Sparta was one society that educated its girls. Much of the information about Sparta has come mainly through Plutarch. A Spartan boy would leave his parents at the age of six and go under a state education system whose prime objective was to instill discipline and obedience. This system of education in Greece had all the bad qualities of a Victorian boarding school. So it resulted in turning the boys into bullies. Then at the age of 12, they were sent to barrack-like places where they were trained to steal without being caught.
When the boys were 16 years of age, they entered a military police kind of force which was called krupteia and were made to live in a jungle in Messenia. They were expected to fend for themselves and at the same time frighten what was called the helot population. Sparta is believed to have been a very conservative and rigid society.
So, we can see how heavily education in Greece was biased toward boys. While the elite class could afford higher and better education, others had to make do with basic knowledge only.
Common Questions about Education in Greece
In ancient Greece, only boys were allowed to be educated in schools. Girls were trained in housekeeping skills by their mothers. Very few people could afford to send their boys to schools.
Rhetoric was an important part of Greek education system because boys needed the training to speak in political assemblies, courts, or informal drinking parties.
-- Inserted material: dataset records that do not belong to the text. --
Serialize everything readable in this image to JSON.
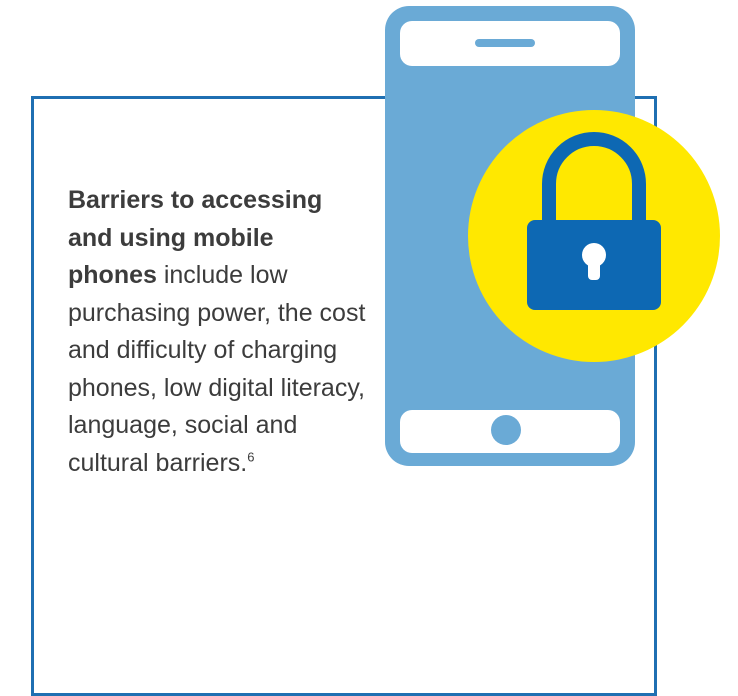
{
  "colors": {
    "frame": "#1f6fb2",
    "phone": "#6aaad6",
    "lock_badge": "#ffe800",
    "lock": "#0d68b3",
    "text": "#3c3c3c"
  },
  "icons": {
    "phone": "smartphone-icon",
    "lock": "padlock-icon"
  },
  "text": {
    "bold_part": "Barriers to accessing and using mobile phones",
    "regular_part": " include low purchasing power, the cost and difficulty of charging phones, low digital literacy, language, social and cultural barriers.",
    "footnote": "6"
  }
}
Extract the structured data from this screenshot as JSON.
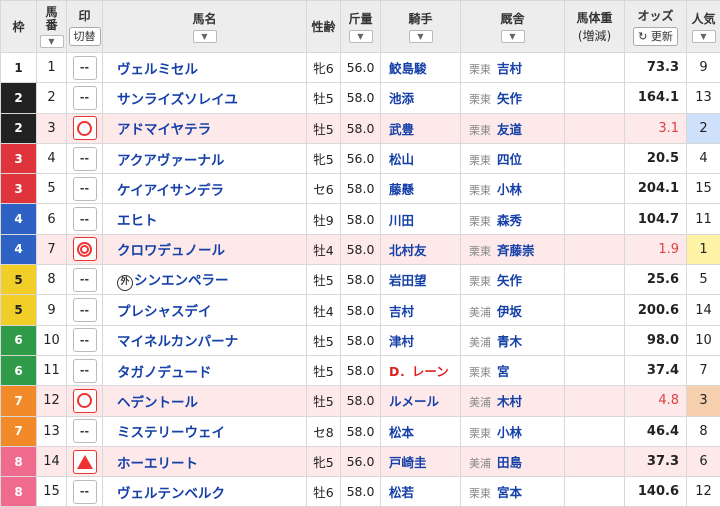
{
  "headers": {
    "waku": "枠",
    "umaban": "馬\n番",
    "umaban_line1": "馬",
    "umaban_line2": "番",
    "mark": "印",
    "mark_toggle": "切替",
    "horse": "馬名",
    "sex_age": "性齢",
    "weight": "斤量",
    "jockey": "騎手",
    "trainer": "厩舎",
    "body_weight": "馬体重",
    "body_weight_sub": "(増減)",
    "odds": "オッズ",
    "odds_refresh": "更新",
    "popularity": "人気",
    "sort_glyph": "▼"
  },
  "rows": [
    {
      "waku": "1",
      "umaban": "1",
      "mark": "--",
      "horse": "ヴェルミセル",
      "sex_age": "牝6",
      "weight": "56.0",
      "jockey": "鮫島駿",
      "aff": "栗東",
      "trainer": "吉村",
      "odds": "73.3",
      "pop": "9"
    },
    {
      "waku": "2",
      "umaban": "2",
      "mark": "--",
      "horse": "サンライズソレイユ",
      "sex_age": "牡5",
      "weight": "58.0",
      "jockey": "池添",
      "aff": "栗東",
      "trainer": "矢作",
      "odds": "164.1",
      "pop": "13"
    },
    {
      "waku": "2",
      "umaban": "3",
      "mark": "○",
      "horse": "アドマイヤテラ",
      "sex_age": "牡5",
      "weight": "58.0",
      "jockey": "武豊",
      "aff": "栗東",
      "trainer": "友道",
      "odds": "3.1",
      "pop": "2"
    },
    {
      "waku": "3",
      "umaban": "4",
      "mark": "--",
      "horse": "アクアヴァーナル",
      "sex_age": "牝5",
      "weight": "56.0",
      "jockey": "松山",
      "aff": "栗東",
      "trainer": "四位",
      "odds": "20.5",
      "pop": "4"
    },
    {
      "waku": "3",
      "umaban": "5",
      "mark": "--",
      "horse": "ケイアイサンデラ",
      "sex_age": "セ6",
      "weight": "58.0",
      "jockey": "藤懸",
      "aff": "栗東",
      "trainer": "小林",
      "odds": "204.1",
      "pop": "15"
    },
    {
      "waku": "4",
      "umaban": "6",
      "mark": "--",
      "horse": "エヒト",
      "sex_age": "牡9",
      "weight": "58.0",
      "jockey": "川田",
      "aff": "栗東",
      "trainer": "森秀",
      "odds": "104.7",
      "pop": "11"
    },
    {
      "waku": "4",
      "umaban": "7",
      "mark": "◎",
      "horse": "クロワデュノール",
      "sex_age": "牡4",
      "weight": "58.0",
      "jockey": "北村友",
      "aff": "栗東",
      "trainer": "斉藤崇",
      "odds": "1.9",
      "pop": "1"
    },
    {
      "waku": "5",
      "umaban": "8",
      "mark": "--",
      "horse": "シンエンペラー",
      "gai": "外",
      "sex_age": "牡5",
      "weight": "58.0",
      "jockey": "岩田望",
      "aff": "栗東",
      "trainer": "矢作",
      "odds": "25.6",
      "pop": "5"
    },
    {
      "waku": "5",
      "umaban": "9",
      "mark": "--",
      "horse": "プレシャスデイ",
      "sex_age": "牡4",
      "weight": "58.0",
      "jockey": "吉村",
      "aff": "美浦",
      "trainer": "伊坂",
      "odds": "200.6",
      "pop": "14"
    },
    {
      "waku": "6",
      "umaban": "10",
      "mark": "--",
      "horse": "マイネルカンパーナ",
      "sex_age": "牡5",
      "weight": "58.0",
      "jockey": "津村",
      "aff": "美浦",
      "trainer": "青木",
      "odds": "98.0",
      "pop": "10"
    },
    {
      "waku": "6",
      "umaban": "11",
      "mark": "--",
      "horse": "タガノデュード",
      "sex_age": "牡5",
      "weight": "58.0",
      "jockey": "D．レーン",
      "aff": "栗東",
      "trainer": "宮",
      "odds": "37.4",
      "pop": "7"
    },
    {
      "waku": "7",
      "umaban": "12",
      "mark": "○",
      "horse": "ヘデントール",
      "sex_age": "牡5",
      "weight": "58.0",
      "jockey": "ルメール",
      "aff": "美浦",
      "trainer": "木村",
      "odds": "4.8",
      "pop": "3"
    },
    {
      "waku": "7",
      "umaban": "13",
      "mark": "--",
      "horse": "ミステリーウェイ",
      "sex_age": "セ8",
      "weight": "58.0",
      "jockey": "松本",
      "aff": "栗東",
      "trainer": "小林",
      "odds": "46.4",
      "pop": "8"
    },
    {
      "waku": "8",
      "umaban": "14",
      "mark": "▲",
      "horse": "ホーエリート",
      "sex_age": "牝5",
      "weight": "56.0",
      "jockey": "戸崎圭",
      "aff": "美浦",
      "trainer": "田島",
      "odds": "37.3",
      "pop": "6"
    },
    {
      "waku": "8",
      "umaban": "15",
      "mark": "--",
      "horse": "ヴェルテンベルク",
      "sex_age": "牡6",
      "weight": "58.0",
      "jockey": "松若",
      "aff": "栗東",
      "trainer": "宮本",
      "odds": "140.6",
      "pop": "12"
    }
  ],
  "colors": {
    "link_blue": "#1540a8",
    "highlight_row": "#fde9ea",
    "mark_red": "#e33333",
    "pop1": "#fdf2a6",
    "pop2": "#cfe0fb",
    "pop3": "#f5cfae"
  }
}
School education in Greece during ancient times consisted mainly of learning to read and write poetry, sports, and learning to play musical instruments.